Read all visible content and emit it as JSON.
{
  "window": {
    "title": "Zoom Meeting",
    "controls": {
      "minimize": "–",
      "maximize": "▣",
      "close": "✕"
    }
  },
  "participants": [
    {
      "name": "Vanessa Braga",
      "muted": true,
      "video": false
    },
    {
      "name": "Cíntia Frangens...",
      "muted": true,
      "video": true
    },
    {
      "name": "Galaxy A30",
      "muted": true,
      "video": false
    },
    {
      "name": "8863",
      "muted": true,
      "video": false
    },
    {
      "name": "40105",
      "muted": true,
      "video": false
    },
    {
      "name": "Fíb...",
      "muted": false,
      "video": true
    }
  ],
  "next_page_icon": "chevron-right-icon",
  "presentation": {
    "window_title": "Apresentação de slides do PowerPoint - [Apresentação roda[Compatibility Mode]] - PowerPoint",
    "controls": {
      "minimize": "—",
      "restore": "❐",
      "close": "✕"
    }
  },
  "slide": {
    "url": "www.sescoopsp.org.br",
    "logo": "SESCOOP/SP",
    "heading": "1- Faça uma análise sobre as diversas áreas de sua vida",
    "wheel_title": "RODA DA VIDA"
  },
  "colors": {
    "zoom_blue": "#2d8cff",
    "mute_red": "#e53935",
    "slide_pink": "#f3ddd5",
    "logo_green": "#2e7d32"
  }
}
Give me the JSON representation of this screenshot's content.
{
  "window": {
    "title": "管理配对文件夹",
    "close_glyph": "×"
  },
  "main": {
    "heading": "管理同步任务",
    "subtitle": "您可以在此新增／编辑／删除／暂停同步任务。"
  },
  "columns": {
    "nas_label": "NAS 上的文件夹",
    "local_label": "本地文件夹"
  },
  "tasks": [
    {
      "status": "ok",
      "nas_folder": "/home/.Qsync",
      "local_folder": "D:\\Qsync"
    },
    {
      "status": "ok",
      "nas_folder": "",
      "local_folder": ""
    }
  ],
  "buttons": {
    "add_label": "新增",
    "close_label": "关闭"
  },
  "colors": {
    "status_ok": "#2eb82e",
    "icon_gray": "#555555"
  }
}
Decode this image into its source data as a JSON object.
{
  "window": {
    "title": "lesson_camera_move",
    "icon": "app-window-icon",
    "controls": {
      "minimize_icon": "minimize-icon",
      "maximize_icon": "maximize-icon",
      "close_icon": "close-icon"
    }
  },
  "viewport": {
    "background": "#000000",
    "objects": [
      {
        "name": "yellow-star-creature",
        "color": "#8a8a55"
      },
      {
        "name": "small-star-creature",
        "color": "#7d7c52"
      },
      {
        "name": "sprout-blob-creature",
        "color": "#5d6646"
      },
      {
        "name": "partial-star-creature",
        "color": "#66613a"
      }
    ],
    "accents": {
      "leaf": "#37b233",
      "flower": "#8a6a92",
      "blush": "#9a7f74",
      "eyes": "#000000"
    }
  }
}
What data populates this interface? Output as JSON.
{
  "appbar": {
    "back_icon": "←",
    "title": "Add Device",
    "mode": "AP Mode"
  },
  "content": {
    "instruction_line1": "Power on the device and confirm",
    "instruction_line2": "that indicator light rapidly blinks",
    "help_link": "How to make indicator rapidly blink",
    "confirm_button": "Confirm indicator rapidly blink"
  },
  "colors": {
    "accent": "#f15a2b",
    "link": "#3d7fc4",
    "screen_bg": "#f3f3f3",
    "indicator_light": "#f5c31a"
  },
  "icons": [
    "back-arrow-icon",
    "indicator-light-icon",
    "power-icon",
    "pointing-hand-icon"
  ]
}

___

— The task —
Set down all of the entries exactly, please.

— Written response —
Read all visible content and emit it as JSON.
{
  "window": {
    "title": "Zoom Meeting",
    "controls": {
      "minimize": "–",
      "maximize": "▣",
      "close": "✕"
    }
  },
  "participants": [
    {
      "name": "Vanessa Braga",
      "muted": true,
      "video": false
    },
    {
      "name": "Cíntia Frangens...",
      "muted": true,
      "video": true
    },
    {
      "name": "Galaxy A30",
      "muted": true,
      "video": false
    },
    {
      "name": "8863",
      "muted": true,
      "video": false
    },
    {
      "name": "40105",
      "muted": true,
      "video": false
    },
    {
      "name": "Fíb...",
      "muted": false,
      "video": true
    }
  ],
  "next_page_icon": "chevron-right-icon",
  "presentation": {
    "window_title": "Apresentação de slides do PowerPoint - [Apresentação roda[Compatibility Mode]] - PowerPoint",
    "controls": {
      "minimize": "—",
      "restore": "❐",
      "close": "✕"
    }
  },
  "slide": {
    "url": "www.sescoopsp.org.br",
    "logo": "SESCOOP/SP",
    "heading": "1- Faça uma análise sobre as diversas áreas de sua vida",
    "wheel_title": "RODA DA VIDA"
  },
  "colors": {
    "zoom_blue": "#2d8cff",
    "mute_red": "#e53935",
    "slide_pink": "#f3ddd5",
    "logo_green": "#2e7d32"
  }
}
Give me the JSON representation of this screenshot's content.
{
  "window": {
    "title": "管理配对文件夹",
    "close_glyph": "×"
  },
  "main": {
    "heading": "管理同步任务",
    "subtitle": "您可以在此新增／编辑／删除／暂停同步任务。"
  },
  "columns": {
    "nas_label": "NAS 上的文件夹",
    "local_label": "本地文件夹"
  },
  "tasks": [
    {
      "status": "ok",
      "nas_folder": "/home/.Qsync",
      "local_folder": "D:\\Qsync"
    },
    {
      "status": "ok",
      "nas_folder": "",
      "local_folder": ""
    }
  ],
  "buttons": {
    "add_label": "新增",
    "close_label": "关闭"
  },
  "colors": {
    "status_ok": "#2eb82e",
    "icon_gray": "#555555"
  }
}
Decode this image into its source data as a JSON object.
{
  "window": {
    "title": "lesson_camera_move",
    "icon": "app-window-icon",
    "controls": {
      "minimize_icon": "minimize-icon",
      "maximize_icon": "maximize-icon",
      "close_icon": "close-icon"
    }
  },
  "viewport": {
    "background": "#000000",
    "objects": [
      {
        "name": "yellow-star-creature",
        "color": "#8a8a55"
      },
      {
        "name": "small-star-creature",
        "color": "#7d7c52"
      },
      {
        "name": "sprout-blob-creature",
        "color": "#5d6646"
      },
      {
        "name": "partial-star-creature",
        "color": "#66613a"
      }
    ],
    "accents": {
      "leaf": "#37b233",
      "flower": "#8a6a92",
      "blush": "#9a7f74",
      "eyes": "#000000"
    }
  }
}
What data populates this interface? Output as JSON.
{
  "appbar": {
    "back_icon": "←",
    "title": "Add Device",
    "mode": "AP Mode"
  },
  "content": {
    "instruction_line1": "Power on the device and confirm",
    "instruction_line2": "that indicator light rapidly blinks",
    "help_link": "How to make indicator rapidly blink",
    "confirm_button": "Confirm indicator rapidly blink"
  },
  "colors": {
    "accent": "#f15a2b",
    "link": "#3d7fc4",
    "screen_bg": "#f3f3f3",
    "indicator_light": "#f5c31a"
  },
  "icons": [
    "back-arrow-icon",
    "indicator-light-icon",
    "power-icon",
    "pointing-hand-icon"
  ]
}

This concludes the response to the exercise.